__PROBLEM DETAILS__. Copy each line below in which the word "Tolvan" occurs.

[Opening RECORDED INFORMATION section]

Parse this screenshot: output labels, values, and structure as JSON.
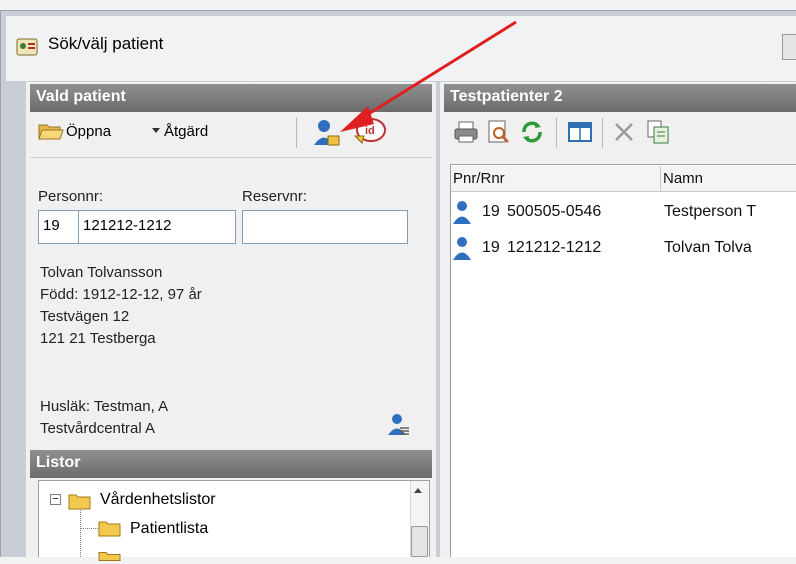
{
  "window": {
    "title": "Sök/välj patient"
  },
  "left_panel": {
    "header": "Vald patient",
    "toolbar": {
      "open_label": "Öppna",
      "action_label": "Åtgärd"
    },
    "personnr_label": "Personnr:",
    "reservnr_label": "Reservnr:",
    "personnr_prefix": "19",
    "personnr_value": "121212-1212",
    "reservnr_value": "",
    "patient_info": [
      "Tolvan Tolvansson",
      "Född: 1912-12-12, 97 år",
      "Testvägen 12",
      "121 21 Testberga"
    ],
    "gp_info": [
      "Husläk: Testman, A",
      "Testvårdcentral A"
    ]
  },
  "lists_panel": {
    "header": "Listor",
    "tree": [
      {
        "label": "Vårdenhetslistor"
      },
      {
        "label": "Patientlista"
      }
    ]
  },
  "right_panel": {
    "header": "Testpatienter 2",
    "columns": [
      "Pnr/Rnr",
      "Namn"
    ],
    "rows": [
      {
        "prefix": "19",
        "pnr": "500505-0546",
        "name": "Testperson T"
      },
      {
        "prefix": "19",
        "pnr": "121212-1212",
        "name": "Tolvan Tolva"
      }
    ]
  },
  "colors": {
    "section_header": "#7a7a7a",
    "annotation_arrow": "#e02020",
    "person_icon": "#2f6fc0"
  },
  "icons": [
    "app-icon",
    "open-folder-icon",
    "person-icon",
    "id-card-icon",
    "print-icon",
    "preview-icon",
    "refresh-icon",
    "columns-icon",
    "delete-icon",
    "copy-icon",
    "folder-icon"
  ]
}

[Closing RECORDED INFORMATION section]

__EXERCISE RESPONSE__.
      "Tolvan Tolvansson",
        "name": "Tolvan Tolva"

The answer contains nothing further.